Please retype the data in full and exactly; the pictures are not part of the copy.

+ + + + +

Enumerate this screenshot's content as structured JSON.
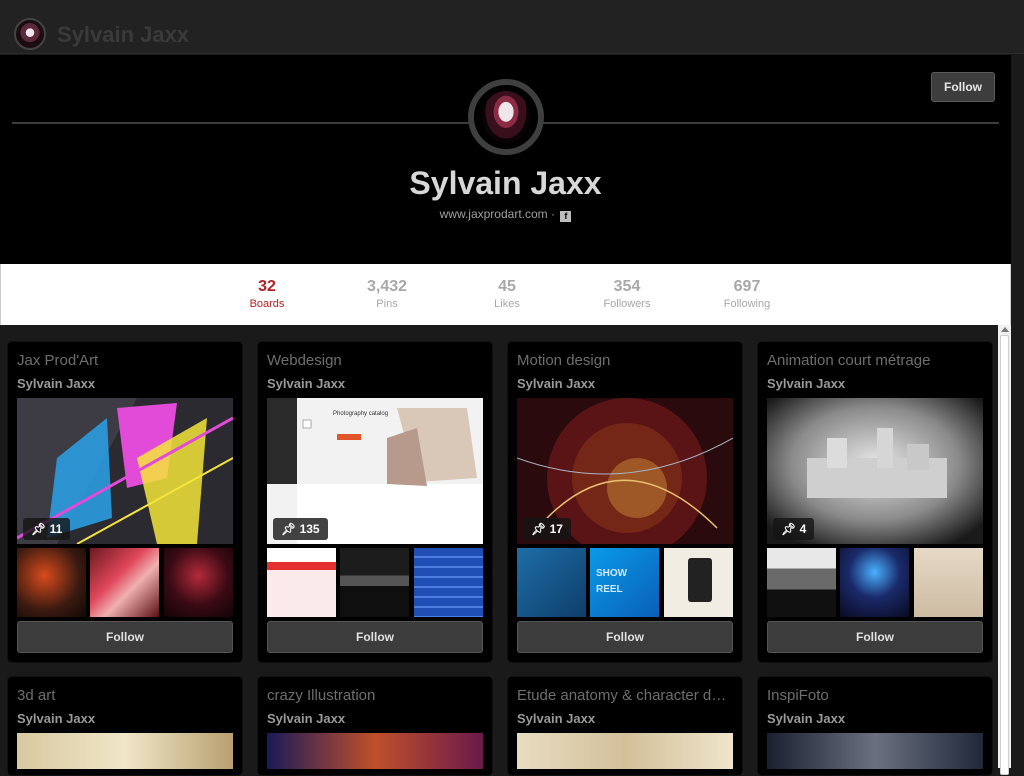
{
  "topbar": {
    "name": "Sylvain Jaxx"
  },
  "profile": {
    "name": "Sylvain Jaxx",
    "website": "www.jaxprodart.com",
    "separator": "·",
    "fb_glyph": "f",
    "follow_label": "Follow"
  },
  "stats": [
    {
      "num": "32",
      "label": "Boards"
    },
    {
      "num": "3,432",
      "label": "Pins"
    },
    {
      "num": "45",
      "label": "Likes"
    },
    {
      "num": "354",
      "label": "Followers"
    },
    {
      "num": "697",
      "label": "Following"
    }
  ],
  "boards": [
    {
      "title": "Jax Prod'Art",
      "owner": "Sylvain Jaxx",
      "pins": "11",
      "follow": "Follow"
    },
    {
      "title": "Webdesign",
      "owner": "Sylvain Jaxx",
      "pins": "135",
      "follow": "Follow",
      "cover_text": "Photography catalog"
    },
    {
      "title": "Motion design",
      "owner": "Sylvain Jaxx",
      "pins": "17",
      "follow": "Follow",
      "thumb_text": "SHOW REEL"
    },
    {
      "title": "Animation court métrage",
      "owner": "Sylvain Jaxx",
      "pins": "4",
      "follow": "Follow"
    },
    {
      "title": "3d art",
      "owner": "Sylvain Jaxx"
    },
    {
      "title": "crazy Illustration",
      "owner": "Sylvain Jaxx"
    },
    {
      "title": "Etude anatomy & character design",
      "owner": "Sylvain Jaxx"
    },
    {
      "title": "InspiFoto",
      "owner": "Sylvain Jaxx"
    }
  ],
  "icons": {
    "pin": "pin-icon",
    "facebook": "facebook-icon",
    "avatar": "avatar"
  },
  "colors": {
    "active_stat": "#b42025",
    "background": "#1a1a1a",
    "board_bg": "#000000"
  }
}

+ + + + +

ANSWER FOR THE TASK |
Enumerate this screenshot's content as structured JSON.
{
  "topbar": {
    "name": "Sylvain Jaxx"
  },
  "profile": {
    "name": "Sylvain Jaxx",
    "website": "www.jaxprodart.com",
    "separator": "·",
    "fb_glyph": "f",
    "follow_label": "Follow"
  },
  "stats": [
    {
      "num": "32",
      "label": "Boards"
    },
    {
      "num": "3,432",
      "label": "Pins"
    },
    {
      "num": "45",
      "label": "Likes"
    },
    {
      "num": "354",
      "label": "Followers"
    },
    {
      "num": "697",
      "label": "Following"
    }
  ],
  "boards": [
    {
      "title": "Jax Prod'Art",
      "owner": "Sylvain Jaxx",
      "pins": "11",
      "follow": "Follow"
    },
    {
      "title": "Webdesign",
      "owner": "Sylvain Jaxx",
      "pins": "135",
      "follow": "Follow",
      "cover_text": "Photography catalog"
    },
    {
      "title": "Motion design",
      "owner": "Sylvain Jaxx",
      "pins": "17",
      "follow": "Follow",
      "thumb_text": "SHOW REEL"
    },
    {
      "title": "Animation court métrage",
      "owner": "Sylvain Jaxx",
      "pins": "4",
      "follow": "Follow"
    },
    {
      "title": "3d art",
      "owner": "Sylvain Jaxx"
    },
    {
      "title": "crazy Illustration",
      "owner": "Sylvain Jaxx"
    },
    {
      "title": "Etude anatomy & character design",
      "owner": "Sylvain Jaxx"
    },
    {
      "title": "InspiFoto",
      "owner": "Sylvain Jaxx"
    }
  ],
  "icons": {
    "pin": "pin-icon",
    "facebook": "facebook-icon",
    "avatar": "avatar"
  },
  "colors": {
    "active_stat": "#b42025",
    "background": "#1a1a1a",
    "board_bg": "#000000"
  }
}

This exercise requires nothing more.